EXERCISE AIM ::
What must be returned is the number of lines in the records holding the word "average", with no other text.

DATA PROVIDED ::

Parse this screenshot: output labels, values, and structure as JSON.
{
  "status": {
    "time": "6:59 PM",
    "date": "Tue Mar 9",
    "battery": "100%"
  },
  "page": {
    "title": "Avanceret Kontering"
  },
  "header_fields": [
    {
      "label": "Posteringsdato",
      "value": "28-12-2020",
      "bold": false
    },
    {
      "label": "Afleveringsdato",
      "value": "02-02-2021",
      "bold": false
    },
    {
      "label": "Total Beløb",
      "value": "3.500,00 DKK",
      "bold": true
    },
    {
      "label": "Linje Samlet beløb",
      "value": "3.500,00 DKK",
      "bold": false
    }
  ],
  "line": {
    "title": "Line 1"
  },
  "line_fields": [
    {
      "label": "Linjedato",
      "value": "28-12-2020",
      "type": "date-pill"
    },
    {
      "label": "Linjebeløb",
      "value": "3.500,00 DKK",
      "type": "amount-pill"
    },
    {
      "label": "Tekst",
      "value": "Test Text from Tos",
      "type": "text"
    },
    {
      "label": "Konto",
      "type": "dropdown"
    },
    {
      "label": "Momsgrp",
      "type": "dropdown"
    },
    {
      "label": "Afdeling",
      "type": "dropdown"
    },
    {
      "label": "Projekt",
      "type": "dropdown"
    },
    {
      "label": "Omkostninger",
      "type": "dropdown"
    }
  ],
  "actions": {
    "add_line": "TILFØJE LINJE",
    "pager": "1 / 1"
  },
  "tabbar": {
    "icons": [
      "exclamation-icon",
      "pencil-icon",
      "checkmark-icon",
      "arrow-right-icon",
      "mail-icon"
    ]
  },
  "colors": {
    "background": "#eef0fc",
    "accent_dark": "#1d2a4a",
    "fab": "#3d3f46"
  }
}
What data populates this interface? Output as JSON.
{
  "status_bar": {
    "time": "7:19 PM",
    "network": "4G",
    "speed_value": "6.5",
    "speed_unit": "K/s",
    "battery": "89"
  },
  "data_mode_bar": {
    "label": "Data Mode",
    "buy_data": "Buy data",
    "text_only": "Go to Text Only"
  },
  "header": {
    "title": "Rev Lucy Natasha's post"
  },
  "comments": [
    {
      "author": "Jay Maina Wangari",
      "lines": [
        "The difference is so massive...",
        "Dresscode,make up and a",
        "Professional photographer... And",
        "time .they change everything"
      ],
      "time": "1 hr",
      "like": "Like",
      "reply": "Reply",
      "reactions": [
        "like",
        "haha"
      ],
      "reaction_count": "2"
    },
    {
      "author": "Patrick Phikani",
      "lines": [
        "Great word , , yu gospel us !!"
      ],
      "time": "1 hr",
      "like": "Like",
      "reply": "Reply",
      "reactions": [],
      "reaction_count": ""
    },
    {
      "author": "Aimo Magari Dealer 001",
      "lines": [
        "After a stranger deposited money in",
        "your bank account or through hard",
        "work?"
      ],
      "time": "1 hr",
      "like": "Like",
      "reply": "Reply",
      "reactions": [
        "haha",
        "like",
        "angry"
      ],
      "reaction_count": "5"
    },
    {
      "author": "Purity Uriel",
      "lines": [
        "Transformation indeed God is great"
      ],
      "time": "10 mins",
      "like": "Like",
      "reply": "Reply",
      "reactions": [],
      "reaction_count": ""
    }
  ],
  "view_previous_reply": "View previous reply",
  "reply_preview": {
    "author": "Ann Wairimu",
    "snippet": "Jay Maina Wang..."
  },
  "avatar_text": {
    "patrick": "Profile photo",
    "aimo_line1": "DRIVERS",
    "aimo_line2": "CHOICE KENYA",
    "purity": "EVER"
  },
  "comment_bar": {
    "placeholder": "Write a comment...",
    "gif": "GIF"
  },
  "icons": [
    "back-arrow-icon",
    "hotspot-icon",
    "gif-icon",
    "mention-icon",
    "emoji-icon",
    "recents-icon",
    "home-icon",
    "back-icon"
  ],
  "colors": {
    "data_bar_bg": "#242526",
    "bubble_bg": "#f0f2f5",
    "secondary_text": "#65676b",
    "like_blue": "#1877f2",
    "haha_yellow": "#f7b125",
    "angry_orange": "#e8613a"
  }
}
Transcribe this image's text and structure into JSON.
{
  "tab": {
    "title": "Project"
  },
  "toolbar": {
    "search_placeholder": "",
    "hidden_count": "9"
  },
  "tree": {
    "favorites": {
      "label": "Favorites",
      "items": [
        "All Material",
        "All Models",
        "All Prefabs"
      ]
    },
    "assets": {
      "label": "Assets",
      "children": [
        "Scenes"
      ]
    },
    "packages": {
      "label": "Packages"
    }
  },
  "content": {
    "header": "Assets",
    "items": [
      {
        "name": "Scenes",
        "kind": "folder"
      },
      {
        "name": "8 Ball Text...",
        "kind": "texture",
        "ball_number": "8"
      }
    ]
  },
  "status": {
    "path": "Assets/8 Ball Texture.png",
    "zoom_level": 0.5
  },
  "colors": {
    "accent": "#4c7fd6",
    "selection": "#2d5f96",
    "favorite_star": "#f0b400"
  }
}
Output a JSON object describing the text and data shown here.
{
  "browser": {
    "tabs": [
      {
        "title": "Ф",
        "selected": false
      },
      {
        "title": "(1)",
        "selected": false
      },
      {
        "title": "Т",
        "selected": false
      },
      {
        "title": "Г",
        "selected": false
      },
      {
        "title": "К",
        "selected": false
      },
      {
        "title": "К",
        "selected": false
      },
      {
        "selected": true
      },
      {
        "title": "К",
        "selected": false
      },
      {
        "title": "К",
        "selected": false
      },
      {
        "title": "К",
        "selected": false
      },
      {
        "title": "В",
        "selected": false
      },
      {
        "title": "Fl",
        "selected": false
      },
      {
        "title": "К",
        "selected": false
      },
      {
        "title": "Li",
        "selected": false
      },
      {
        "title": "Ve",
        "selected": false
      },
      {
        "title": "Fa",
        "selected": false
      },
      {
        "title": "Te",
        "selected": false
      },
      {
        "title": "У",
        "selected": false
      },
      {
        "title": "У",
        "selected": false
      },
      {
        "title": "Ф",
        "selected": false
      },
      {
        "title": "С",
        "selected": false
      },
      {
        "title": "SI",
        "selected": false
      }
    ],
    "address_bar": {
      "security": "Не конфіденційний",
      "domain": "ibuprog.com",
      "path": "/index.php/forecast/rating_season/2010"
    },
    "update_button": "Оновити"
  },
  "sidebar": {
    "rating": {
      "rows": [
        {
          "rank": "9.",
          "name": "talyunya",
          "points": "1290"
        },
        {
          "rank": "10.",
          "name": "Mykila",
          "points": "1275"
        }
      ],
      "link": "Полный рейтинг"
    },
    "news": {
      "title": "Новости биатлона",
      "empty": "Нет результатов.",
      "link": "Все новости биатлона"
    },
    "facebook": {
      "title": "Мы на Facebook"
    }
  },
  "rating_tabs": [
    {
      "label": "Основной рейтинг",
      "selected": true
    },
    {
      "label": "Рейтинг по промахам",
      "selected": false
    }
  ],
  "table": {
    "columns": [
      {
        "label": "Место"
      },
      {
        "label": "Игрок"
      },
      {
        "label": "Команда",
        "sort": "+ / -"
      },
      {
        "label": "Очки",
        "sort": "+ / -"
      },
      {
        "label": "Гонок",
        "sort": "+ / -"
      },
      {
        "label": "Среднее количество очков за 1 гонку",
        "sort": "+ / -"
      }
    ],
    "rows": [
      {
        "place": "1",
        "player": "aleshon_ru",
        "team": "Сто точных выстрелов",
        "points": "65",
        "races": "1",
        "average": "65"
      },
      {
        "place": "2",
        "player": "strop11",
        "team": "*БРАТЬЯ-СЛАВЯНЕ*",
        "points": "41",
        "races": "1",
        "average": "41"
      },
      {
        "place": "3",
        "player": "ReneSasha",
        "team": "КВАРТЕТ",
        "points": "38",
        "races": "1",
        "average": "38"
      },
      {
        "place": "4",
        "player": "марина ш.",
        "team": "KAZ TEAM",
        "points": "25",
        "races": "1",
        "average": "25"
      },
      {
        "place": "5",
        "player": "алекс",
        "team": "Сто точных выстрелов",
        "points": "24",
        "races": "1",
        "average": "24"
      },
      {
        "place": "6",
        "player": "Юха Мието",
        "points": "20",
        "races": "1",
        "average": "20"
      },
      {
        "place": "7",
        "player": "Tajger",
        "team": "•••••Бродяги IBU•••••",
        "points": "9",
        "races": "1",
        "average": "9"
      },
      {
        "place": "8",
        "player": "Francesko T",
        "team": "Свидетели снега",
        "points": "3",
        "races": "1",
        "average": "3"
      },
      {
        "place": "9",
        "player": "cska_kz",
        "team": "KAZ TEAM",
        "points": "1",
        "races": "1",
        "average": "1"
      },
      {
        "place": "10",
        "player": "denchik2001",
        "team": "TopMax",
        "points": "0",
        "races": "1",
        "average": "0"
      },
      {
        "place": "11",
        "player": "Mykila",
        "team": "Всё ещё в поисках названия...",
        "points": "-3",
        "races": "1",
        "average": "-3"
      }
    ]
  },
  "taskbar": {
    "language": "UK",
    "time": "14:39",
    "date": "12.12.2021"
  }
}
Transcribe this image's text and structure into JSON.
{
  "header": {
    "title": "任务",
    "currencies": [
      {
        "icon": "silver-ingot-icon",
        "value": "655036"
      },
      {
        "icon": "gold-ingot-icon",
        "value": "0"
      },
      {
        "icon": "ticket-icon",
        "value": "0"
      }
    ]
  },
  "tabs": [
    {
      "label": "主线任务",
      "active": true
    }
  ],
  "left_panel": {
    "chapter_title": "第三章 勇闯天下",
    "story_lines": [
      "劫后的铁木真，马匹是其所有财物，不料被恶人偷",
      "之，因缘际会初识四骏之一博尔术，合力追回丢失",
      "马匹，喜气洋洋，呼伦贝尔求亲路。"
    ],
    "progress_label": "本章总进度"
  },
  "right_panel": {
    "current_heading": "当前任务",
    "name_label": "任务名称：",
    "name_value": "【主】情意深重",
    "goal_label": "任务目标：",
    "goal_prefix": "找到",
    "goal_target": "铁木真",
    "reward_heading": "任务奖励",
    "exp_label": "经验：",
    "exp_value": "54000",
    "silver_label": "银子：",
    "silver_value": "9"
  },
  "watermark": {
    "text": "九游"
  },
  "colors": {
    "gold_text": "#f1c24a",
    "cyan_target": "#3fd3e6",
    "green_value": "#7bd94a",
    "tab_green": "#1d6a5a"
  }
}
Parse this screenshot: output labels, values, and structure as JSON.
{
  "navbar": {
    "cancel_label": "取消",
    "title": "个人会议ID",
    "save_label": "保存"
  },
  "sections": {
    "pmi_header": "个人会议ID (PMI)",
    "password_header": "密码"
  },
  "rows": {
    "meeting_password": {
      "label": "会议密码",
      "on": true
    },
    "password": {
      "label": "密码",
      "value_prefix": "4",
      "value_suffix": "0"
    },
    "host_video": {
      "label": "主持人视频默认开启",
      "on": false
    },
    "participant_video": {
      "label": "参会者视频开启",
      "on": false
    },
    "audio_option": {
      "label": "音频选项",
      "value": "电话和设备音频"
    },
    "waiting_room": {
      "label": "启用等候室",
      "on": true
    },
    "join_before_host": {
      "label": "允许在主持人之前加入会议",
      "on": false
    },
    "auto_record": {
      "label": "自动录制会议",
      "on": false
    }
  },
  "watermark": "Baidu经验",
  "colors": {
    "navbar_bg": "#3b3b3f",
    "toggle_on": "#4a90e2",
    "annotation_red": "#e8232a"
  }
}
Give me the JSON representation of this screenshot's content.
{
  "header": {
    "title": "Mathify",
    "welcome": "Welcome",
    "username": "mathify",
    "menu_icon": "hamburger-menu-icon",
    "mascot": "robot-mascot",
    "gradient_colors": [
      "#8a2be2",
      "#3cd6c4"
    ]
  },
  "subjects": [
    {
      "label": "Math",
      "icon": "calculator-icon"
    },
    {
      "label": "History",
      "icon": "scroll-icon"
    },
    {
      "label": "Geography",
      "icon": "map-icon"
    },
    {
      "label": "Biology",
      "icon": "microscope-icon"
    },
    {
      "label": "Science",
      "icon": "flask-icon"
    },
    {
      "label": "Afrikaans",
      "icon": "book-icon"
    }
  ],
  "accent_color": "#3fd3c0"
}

ANSWER AREA ::
11